One of the viral videos doing the Whatsapp rounds these days is A Joy Story: Joy and Heron. If you haven’t already seen it, have a look!
The wheels in the head started to go around when I forwarded this to a friend who then responded, “I wonder if we train ourselves to expect something in return when we do something for someone.” Meaning thereby, that the video shows the dog being rewarded by the man because the heron brought back fishes for the dog in return for giving the heron the worms. Had there been no return from the heron the dog would probably have been walloped for not having protected the worms or for gobbling them up himself (which the man would have assumed).
This who thought process brought forth a long argument that might be difficult to reproduce here and therefore some salient points:
In Favor of Selfless Acts
The motive behind the action is significant. When someone does something for another person, the motive matters. Take for example a sweet given by a politician to someone and sweet given to a child by the mother. In both cases, the sweet is tasty and edible. The action of the politician is understood to have an ulterior motive; one of luring the voters. The action of the mother, on the other hand, is selfless and endearing since it does not have an ulterior motive. Sometimes it is interpreted as desire for the child to be happy and healthy.
What can the ulterior motive be when a man stops by to help someone change a flat tire? What can the selfish objective be when someone feeds the homeless? We have heard so much about people who have selflessly and tirelessly gone about enriching other lives without giving heed to what that will do to their lives. Mother Teresa being one of the most quoted examples, was one such person. A quick search on Google will lead you to the topmost generous people in the world, based of course, on the amount of money they have donated.
While there are people who have given up their life savings for others, money is not the only thing that people donate. People give their time, open their homes to other people, help refugees and homeless and some even give up their life trying to help others. Surely, those acts are completely selfless!
With social media being so rampant across the world today, it is not tough to find a lot of people doing great things for others. So maybe selfless acts do happen, after all!
No Act is Selfless
Some skeptics would believe that there is nothing called a selfless act. The mother feeds the child because of her own need. It may be to make sure that her child is healthy or that she is considered a good mom. The politician feeds the voters to get the votes (but that one was obvious to you, anyway).

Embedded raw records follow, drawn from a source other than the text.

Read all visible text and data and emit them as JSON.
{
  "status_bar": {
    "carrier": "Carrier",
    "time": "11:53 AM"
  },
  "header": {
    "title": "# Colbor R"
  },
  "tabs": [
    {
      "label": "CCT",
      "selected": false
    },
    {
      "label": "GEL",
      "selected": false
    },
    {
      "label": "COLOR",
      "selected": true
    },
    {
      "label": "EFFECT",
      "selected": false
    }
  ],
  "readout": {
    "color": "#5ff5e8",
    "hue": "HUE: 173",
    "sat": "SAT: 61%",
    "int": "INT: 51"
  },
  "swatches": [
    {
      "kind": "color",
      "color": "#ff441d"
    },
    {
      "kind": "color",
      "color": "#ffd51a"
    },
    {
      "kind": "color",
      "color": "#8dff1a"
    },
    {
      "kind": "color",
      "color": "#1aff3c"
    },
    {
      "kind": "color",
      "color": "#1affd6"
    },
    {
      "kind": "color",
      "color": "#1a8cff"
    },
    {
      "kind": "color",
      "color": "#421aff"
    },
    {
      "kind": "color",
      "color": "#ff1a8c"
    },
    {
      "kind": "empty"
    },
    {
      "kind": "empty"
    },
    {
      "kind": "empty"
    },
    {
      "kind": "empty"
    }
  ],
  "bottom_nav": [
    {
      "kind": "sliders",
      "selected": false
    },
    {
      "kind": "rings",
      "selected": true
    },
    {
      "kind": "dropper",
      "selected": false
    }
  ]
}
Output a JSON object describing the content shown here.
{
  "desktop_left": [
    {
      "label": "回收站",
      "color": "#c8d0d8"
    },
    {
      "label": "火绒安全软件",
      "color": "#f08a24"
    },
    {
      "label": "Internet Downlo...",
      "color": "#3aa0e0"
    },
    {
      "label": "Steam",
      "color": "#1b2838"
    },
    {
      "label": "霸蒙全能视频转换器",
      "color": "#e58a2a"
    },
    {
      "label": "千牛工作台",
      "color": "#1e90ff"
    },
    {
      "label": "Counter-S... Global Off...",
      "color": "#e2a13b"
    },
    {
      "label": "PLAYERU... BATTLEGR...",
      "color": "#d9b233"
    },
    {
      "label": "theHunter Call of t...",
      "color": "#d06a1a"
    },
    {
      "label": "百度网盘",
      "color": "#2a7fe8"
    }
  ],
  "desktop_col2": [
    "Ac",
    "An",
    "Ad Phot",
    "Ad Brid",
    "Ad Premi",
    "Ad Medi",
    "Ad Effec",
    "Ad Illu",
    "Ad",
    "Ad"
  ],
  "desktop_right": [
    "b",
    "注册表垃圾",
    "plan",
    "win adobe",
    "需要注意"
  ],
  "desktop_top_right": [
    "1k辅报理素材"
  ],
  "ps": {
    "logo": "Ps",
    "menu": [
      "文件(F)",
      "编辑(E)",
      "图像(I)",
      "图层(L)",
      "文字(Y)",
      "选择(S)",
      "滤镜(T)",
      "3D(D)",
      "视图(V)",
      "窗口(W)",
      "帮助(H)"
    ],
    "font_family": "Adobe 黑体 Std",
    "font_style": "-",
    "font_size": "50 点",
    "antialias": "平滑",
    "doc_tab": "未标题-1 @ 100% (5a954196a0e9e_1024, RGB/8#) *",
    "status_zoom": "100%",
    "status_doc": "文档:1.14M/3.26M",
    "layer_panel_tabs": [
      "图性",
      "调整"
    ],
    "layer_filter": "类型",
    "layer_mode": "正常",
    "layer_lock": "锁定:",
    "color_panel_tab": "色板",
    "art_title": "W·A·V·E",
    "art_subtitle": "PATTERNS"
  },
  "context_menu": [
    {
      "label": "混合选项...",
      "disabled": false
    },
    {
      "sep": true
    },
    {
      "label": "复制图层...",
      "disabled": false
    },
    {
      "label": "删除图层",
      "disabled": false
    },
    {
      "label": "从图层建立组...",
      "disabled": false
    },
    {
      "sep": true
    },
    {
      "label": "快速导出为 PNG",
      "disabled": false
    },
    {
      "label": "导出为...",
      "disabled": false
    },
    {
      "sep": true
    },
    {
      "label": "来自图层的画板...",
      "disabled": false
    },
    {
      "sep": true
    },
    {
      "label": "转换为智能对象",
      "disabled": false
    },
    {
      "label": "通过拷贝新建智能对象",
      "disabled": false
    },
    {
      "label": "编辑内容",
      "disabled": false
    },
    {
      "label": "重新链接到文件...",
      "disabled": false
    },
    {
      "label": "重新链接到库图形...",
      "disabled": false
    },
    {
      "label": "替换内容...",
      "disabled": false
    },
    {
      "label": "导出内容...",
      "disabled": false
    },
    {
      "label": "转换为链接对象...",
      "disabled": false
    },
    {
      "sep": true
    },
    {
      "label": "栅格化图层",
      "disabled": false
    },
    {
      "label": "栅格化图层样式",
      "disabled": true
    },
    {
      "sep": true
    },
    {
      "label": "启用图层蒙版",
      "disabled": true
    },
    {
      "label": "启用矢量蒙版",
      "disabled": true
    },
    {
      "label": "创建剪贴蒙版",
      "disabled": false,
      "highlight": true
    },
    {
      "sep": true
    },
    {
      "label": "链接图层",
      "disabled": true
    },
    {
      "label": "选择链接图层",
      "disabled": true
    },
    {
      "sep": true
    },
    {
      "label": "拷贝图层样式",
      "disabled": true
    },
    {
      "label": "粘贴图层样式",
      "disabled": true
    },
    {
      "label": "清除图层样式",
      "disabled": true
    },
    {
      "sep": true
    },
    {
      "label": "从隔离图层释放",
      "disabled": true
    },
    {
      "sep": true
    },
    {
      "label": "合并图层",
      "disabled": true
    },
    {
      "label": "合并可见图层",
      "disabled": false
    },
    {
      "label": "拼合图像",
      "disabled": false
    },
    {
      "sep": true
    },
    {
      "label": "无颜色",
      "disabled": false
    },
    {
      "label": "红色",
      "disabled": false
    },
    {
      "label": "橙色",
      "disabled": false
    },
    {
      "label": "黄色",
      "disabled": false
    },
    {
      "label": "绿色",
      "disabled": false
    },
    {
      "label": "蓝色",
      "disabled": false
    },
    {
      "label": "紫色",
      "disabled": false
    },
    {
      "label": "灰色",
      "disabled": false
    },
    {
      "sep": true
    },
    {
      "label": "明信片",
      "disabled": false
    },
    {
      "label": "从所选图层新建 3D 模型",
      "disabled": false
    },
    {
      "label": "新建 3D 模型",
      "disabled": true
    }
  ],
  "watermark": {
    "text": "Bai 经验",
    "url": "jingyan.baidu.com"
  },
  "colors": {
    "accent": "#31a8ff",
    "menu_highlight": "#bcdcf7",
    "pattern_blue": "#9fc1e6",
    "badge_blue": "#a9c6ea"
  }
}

Other acts that seem selfless to the outside viewer mostly stem from a need to feel good. There are people who feel uncomfortable if they do not help a by-stander in need. Those that earn billions and then decide to give away part of their wealth in charity are probably looking for media coverage. In cases where it is not media coverage, it may end up being a simple case of wanting to feel good about themselves.
In the end, it can be argued that any act that seems selfless from the outside (people helping others despite harm to self) are sub-consciously looking for a reward at the end of the day. There is no doubt that helping others gives you a feeling of fulfillment; a feeling that you are worth something and that you are capable enough to do something for someone. That, feeling is the motivation and reward to self.
The whole idea of believing that you are doing something for someone else is convoluted. The minute you do something with the belief that you are doing it for someone else, there is a sub-conscious expectation that creeps in. You expect to be rewarded in some manner or another. It maybe a peaceful night, a happier life or something more mundane like – give to others and the Lord will give you more!
When you believe that any act that you do is because you want to do it for yourself, you understand that there is nothing that you will get back from anyone. No nasty expectations are set (consciously or sub-consciously).
There is nothing wrong in doing good deeds. But considering them to be action you do for ‘others’ can only be a falsehood. A good deed is done by someone because they thought it was the right thing to do. It could be their upbringing, their need to feel important and capable, their need for a peaceful sleep at night or anything else that led them to do it!
It is our conditioning that makes us think that doing something for someone is good. It is considered selfless. It is out conditioning that makes us believe that being selfish is bad and doing things for only yourself is looked down upon.
But when you do something believing that you are doing it for another person, it comes with hidden expectations, is fraught with feelings of self-importance and are truly a case of fooling yourself!
So what do you feel? Are truly selfless acts possible? Let’s start a conversation below!